» Exercise instructions: Check each line of the entries. Copy the ones that contain the string "stitch".

----------------

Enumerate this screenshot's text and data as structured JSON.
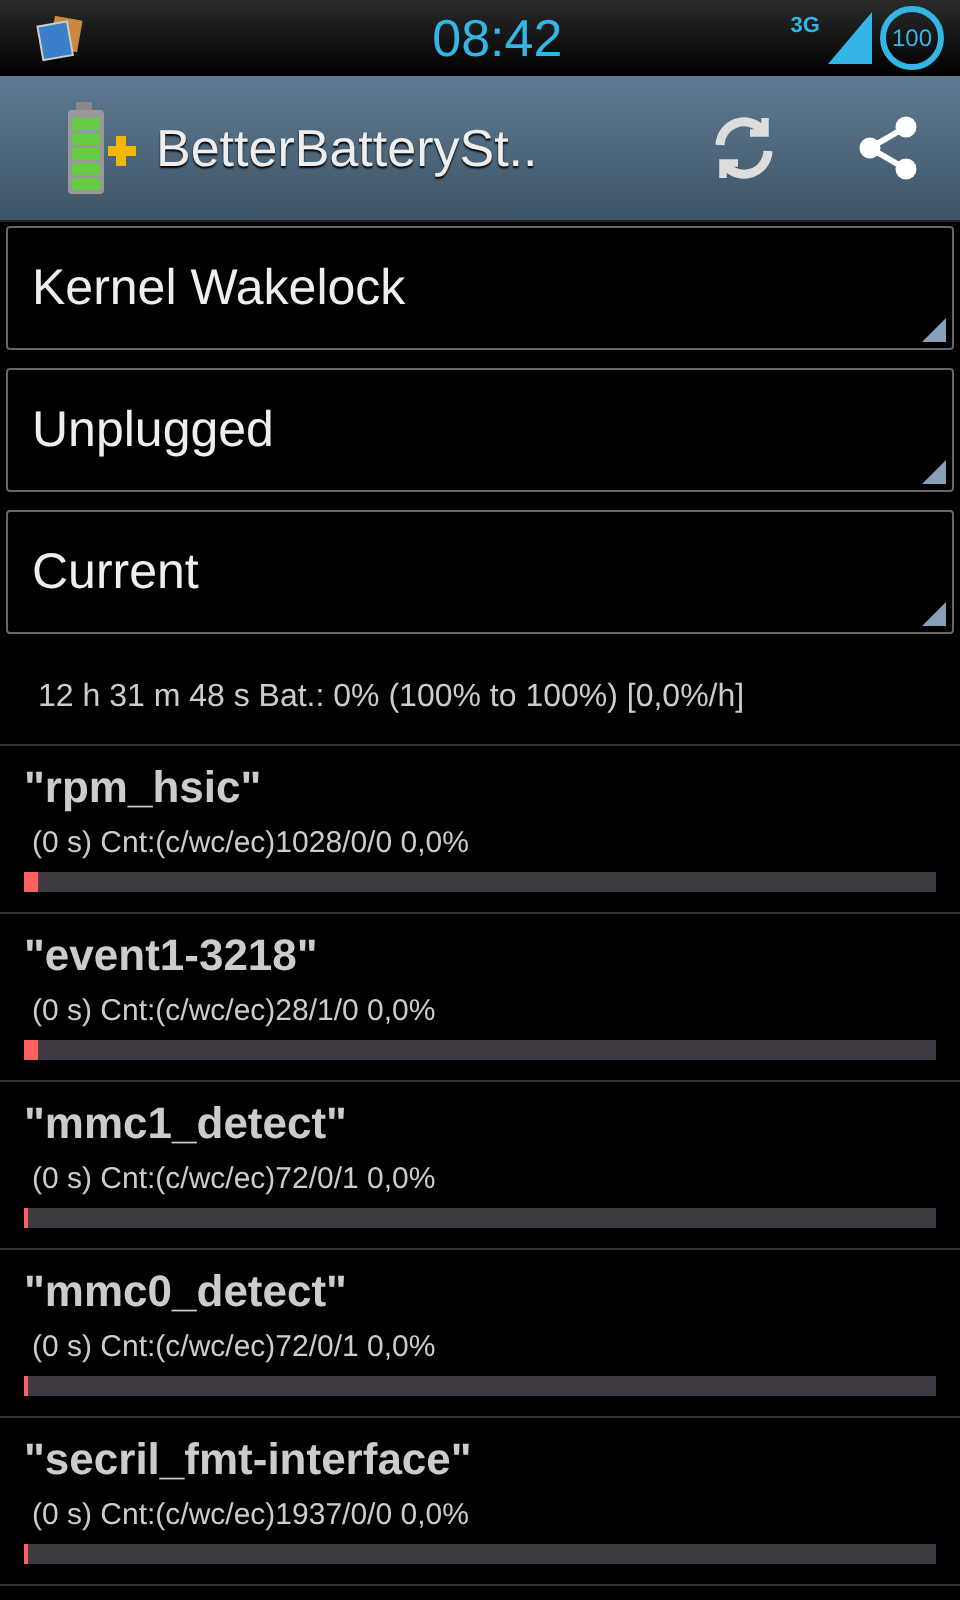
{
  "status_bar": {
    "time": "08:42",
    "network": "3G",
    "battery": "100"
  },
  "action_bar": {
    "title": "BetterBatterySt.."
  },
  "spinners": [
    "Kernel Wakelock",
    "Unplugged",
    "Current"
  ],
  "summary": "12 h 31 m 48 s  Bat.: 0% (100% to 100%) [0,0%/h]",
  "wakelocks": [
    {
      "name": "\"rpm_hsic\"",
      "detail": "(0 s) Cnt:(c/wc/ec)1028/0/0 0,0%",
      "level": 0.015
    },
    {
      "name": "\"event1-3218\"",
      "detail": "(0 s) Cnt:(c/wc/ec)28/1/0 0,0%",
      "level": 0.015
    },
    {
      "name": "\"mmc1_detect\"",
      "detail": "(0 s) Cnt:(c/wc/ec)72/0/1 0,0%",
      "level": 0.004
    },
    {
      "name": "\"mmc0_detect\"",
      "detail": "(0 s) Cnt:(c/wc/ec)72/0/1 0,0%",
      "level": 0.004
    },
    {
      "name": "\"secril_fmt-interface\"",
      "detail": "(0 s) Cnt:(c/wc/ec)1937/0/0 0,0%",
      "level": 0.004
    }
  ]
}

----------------

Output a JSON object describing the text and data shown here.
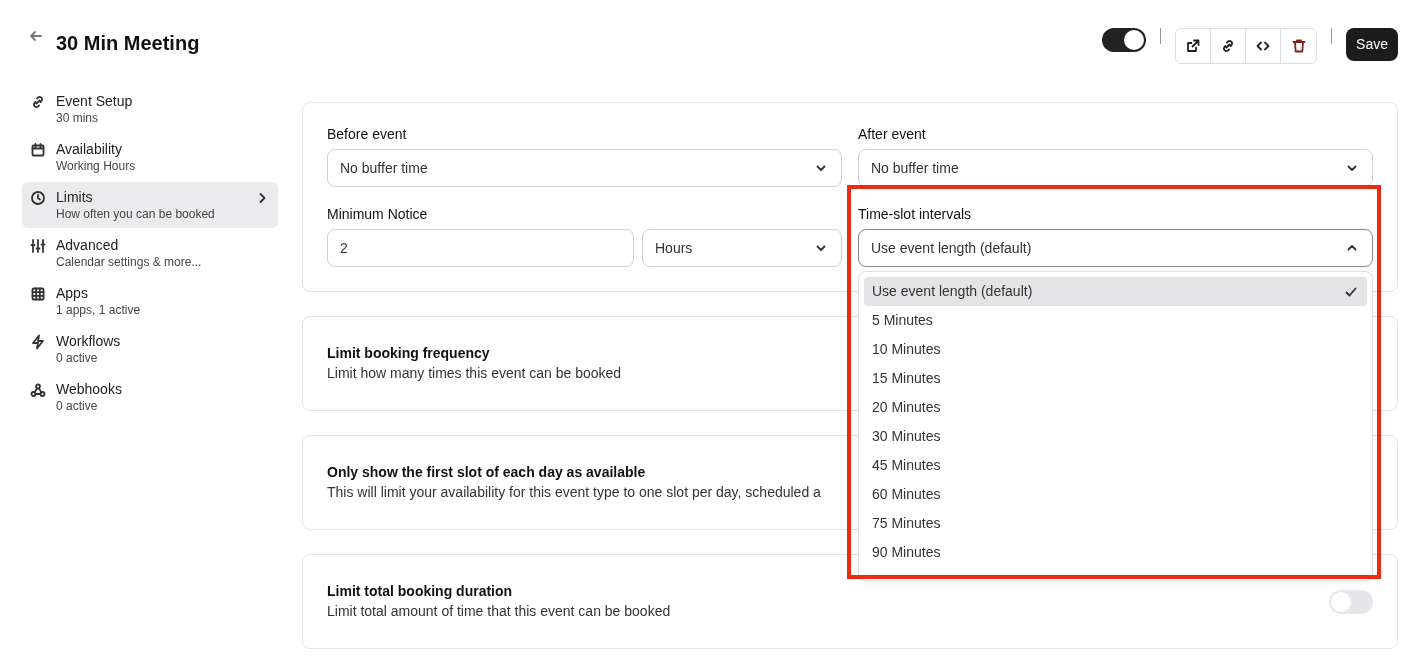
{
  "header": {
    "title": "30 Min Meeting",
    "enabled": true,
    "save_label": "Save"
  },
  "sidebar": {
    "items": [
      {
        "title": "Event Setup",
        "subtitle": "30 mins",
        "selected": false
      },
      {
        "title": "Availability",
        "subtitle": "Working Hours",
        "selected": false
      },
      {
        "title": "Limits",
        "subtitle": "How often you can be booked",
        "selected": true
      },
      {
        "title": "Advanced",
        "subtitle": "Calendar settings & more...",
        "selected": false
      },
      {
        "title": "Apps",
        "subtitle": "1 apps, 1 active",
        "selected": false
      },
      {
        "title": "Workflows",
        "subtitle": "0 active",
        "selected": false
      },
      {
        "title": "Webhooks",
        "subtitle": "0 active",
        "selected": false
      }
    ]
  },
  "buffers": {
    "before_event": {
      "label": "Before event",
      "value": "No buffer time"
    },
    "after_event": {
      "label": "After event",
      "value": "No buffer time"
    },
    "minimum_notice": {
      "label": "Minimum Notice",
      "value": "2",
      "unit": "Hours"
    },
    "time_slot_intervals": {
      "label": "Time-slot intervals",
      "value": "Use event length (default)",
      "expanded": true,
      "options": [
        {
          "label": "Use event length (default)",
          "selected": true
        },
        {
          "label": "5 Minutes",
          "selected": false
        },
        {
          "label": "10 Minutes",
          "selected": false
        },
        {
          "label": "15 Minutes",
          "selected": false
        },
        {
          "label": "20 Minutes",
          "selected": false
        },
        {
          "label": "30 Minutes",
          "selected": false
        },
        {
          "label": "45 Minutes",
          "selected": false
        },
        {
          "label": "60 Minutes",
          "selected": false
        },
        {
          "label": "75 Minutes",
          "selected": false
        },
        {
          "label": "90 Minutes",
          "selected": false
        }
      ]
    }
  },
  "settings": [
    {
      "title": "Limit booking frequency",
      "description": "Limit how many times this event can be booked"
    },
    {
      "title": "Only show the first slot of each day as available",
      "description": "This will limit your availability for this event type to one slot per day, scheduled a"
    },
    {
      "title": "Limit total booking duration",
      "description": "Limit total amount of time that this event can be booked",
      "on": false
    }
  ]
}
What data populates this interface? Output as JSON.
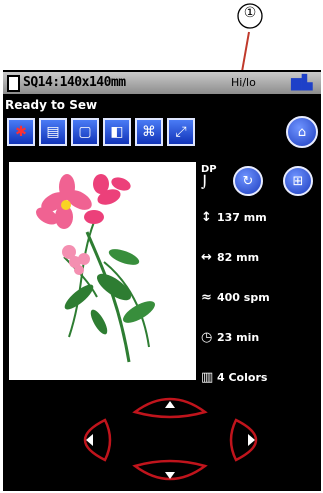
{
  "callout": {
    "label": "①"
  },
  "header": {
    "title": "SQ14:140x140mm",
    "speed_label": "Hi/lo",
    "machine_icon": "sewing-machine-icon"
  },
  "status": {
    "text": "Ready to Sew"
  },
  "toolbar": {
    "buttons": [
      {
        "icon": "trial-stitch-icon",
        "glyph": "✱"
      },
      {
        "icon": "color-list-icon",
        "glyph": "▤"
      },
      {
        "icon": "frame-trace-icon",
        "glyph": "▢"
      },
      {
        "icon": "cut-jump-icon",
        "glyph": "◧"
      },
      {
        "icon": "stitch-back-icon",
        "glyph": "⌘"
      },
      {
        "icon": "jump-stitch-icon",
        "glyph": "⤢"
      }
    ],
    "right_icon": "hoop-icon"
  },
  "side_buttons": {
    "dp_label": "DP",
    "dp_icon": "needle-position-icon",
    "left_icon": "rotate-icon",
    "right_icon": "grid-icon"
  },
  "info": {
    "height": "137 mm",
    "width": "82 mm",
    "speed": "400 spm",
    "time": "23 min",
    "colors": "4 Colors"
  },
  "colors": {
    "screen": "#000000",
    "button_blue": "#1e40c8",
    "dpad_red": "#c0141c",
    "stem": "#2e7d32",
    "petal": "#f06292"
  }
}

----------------

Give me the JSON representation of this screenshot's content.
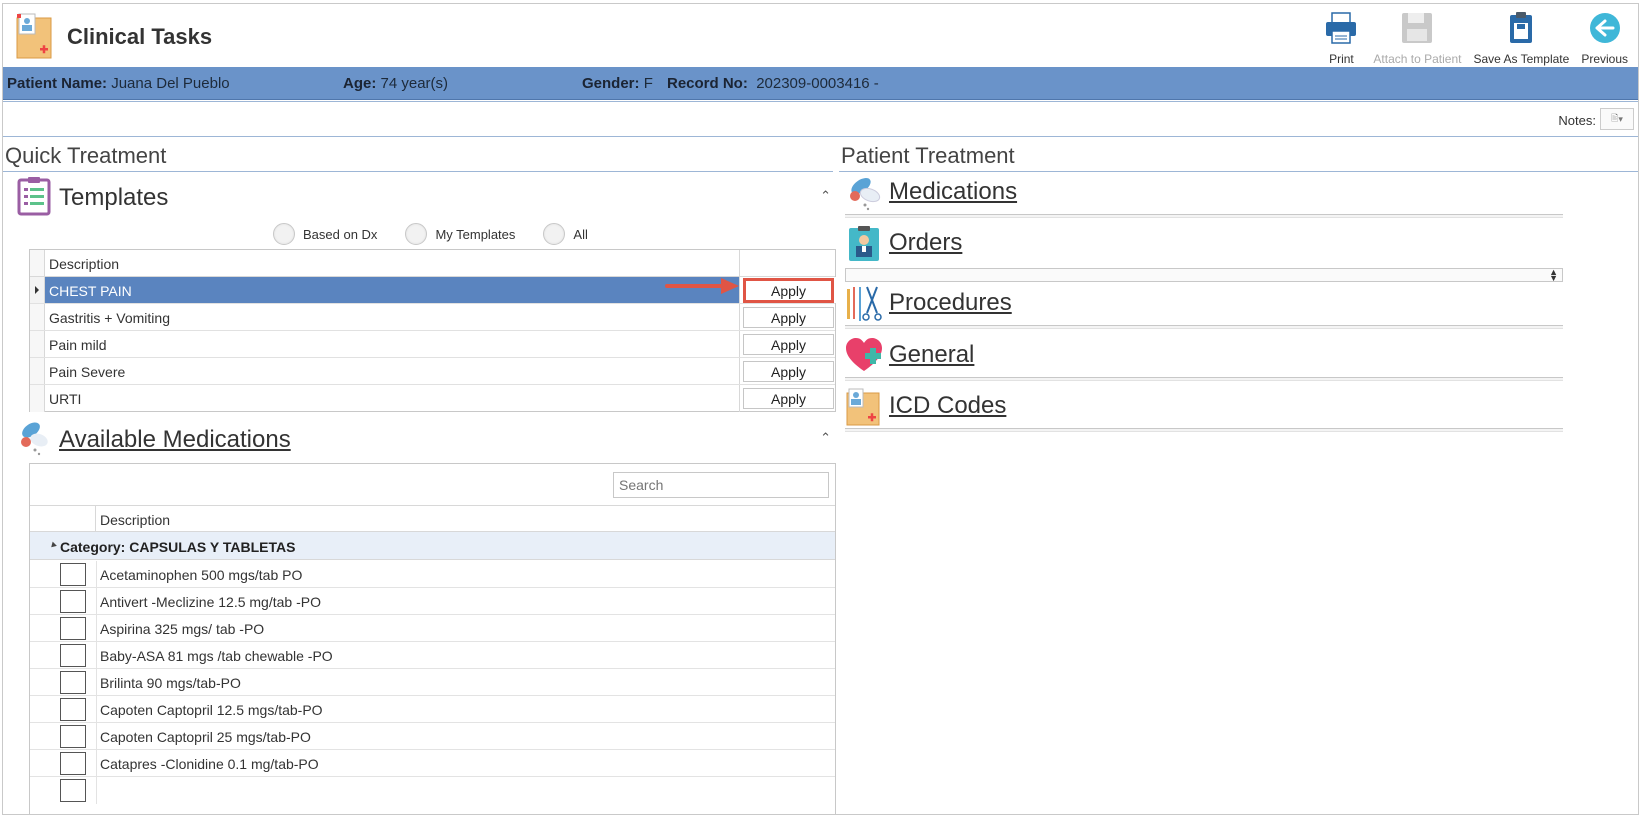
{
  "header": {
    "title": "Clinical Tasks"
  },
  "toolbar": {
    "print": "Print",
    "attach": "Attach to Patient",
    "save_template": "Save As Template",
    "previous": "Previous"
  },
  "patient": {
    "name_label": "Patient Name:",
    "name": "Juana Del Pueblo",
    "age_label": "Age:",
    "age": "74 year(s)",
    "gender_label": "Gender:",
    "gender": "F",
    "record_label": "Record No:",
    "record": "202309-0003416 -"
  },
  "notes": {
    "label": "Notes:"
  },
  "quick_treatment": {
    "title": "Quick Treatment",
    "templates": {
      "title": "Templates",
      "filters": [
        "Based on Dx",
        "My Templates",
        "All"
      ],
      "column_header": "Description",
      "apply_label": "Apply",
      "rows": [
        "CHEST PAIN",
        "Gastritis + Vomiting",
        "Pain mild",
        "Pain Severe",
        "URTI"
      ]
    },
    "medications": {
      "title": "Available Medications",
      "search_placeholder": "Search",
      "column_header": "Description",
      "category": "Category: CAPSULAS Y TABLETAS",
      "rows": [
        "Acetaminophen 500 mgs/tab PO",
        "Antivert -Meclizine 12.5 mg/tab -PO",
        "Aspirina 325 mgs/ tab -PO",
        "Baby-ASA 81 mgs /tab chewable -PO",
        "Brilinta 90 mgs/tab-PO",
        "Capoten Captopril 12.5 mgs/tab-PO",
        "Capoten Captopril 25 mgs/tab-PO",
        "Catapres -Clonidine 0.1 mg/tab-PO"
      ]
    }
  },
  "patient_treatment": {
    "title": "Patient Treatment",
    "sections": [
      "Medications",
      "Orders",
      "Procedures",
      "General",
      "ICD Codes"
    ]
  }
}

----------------

» Exercise output:
        "icon": "trial-stitch-icon",
        "icon": "stitch-back-icon",
        "icon": "jump-stitch-icon",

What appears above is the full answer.